● **What to do**
Copy every line below that has the word "description" in it.

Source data
• • • • •
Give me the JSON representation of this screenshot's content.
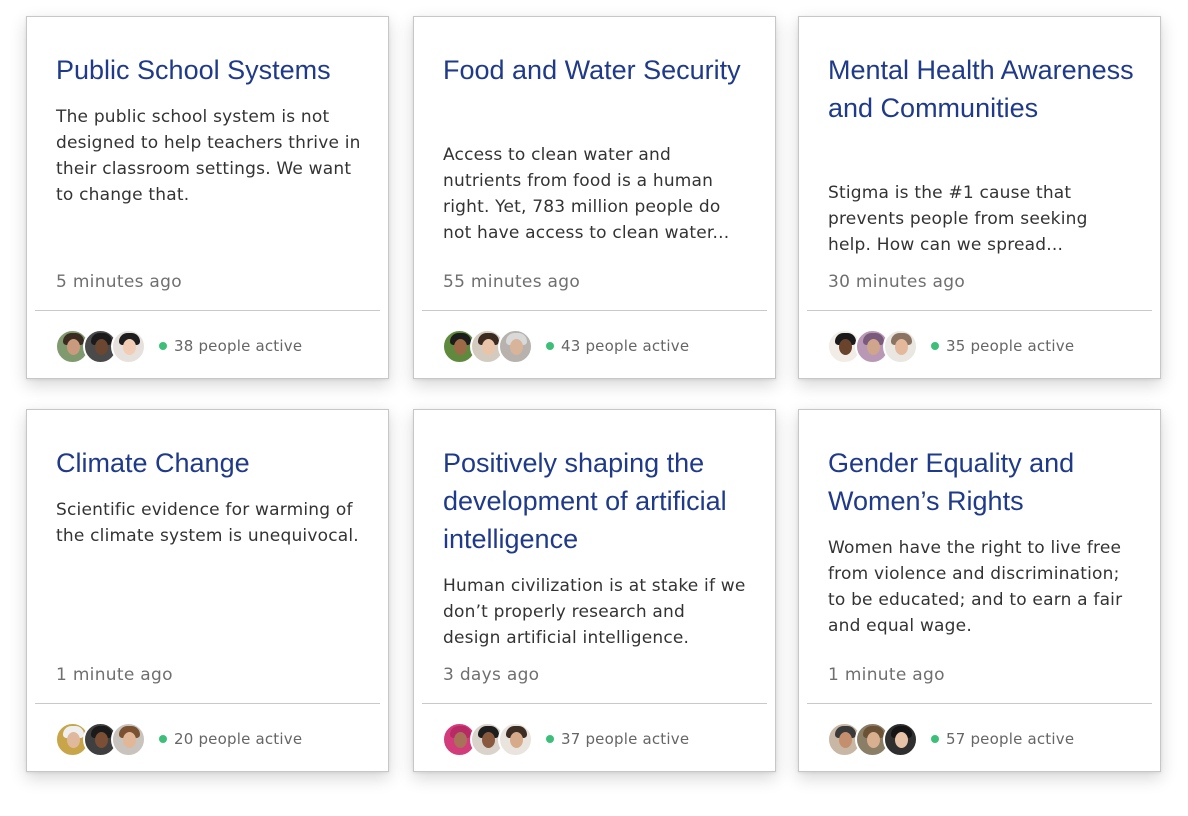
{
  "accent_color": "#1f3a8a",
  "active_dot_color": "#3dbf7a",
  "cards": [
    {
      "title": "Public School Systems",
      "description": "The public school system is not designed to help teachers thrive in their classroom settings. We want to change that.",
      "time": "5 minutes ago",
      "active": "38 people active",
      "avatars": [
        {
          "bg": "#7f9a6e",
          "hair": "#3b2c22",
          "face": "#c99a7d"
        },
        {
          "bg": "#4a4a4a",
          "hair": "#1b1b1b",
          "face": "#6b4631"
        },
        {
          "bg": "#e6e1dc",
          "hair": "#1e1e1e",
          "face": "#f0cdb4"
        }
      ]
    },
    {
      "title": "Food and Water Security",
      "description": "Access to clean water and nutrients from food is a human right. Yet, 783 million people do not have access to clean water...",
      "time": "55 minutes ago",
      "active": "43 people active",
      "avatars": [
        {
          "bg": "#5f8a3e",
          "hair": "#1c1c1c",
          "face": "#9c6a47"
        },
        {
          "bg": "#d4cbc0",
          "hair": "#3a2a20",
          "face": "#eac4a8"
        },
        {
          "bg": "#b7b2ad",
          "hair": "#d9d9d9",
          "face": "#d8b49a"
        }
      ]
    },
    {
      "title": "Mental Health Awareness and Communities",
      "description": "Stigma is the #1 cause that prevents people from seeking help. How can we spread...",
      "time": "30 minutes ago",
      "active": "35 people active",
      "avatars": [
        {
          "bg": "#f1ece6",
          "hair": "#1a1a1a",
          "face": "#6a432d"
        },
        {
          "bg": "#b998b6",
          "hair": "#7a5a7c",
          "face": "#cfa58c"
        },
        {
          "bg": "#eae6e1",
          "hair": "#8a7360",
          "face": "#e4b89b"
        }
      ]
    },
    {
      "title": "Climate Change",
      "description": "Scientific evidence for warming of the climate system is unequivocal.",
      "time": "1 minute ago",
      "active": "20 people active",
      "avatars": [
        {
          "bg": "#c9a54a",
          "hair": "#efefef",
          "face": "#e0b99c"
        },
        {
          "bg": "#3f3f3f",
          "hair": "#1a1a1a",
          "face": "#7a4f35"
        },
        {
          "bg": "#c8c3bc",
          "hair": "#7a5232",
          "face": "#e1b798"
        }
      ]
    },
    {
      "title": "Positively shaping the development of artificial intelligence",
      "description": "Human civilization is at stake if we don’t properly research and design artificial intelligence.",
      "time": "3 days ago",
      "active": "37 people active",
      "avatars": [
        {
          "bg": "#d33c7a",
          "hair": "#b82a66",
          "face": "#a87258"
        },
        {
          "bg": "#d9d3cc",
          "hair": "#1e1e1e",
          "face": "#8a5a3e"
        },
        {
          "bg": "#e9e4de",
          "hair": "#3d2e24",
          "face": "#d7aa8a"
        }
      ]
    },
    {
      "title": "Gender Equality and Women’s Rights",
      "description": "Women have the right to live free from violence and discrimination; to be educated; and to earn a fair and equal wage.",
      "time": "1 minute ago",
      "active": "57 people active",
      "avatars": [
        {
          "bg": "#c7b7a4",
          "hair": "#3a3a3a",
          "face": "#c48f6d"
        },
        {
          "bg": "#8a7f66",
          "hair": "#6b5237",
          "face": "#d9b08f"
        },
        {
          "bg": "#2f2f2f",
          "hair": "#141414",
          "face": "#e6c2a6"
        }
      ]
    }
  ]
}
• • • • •
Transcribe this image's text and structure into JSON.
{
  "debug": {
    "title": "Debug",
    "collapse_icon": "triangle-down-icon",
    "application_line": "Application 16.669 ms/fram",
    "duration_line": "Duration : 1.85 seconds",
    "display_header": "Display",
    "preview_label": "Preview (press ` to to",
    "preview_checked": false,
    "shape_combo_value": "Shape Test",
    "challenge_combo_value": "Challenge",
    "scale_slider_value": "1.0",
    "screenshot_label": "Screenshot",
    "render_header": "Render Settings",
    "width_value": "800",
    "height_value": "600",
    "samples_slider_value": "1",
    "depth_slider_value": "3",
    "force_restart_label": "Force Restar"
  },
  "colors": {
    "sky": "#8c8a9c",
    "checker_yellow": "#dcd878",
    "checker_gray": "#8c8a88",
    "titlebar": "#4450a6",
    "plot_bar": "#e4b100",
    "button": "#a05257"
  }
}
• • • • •
● **Result**
      "description": "The public school system is not designed to help teachers thrive in their classroom settings. We want to change that.",
      "description": "Access to clean water and nutrients from food is a human right. Yet, 783 million people do not have access to clean water...",
      "description": "Stigma is the #1 cause that prevents people from seeking help. How can we spread...",
      "description": "Scientific evidence for warming of the climate system is unequivocal.",
      "description": "Human civilization is at stake if we don’t properly research and design artificial intelligence.",
      "description": "Women have the right to live free from violence and discrimination; to be educated; and to earn a fair and equal wage.",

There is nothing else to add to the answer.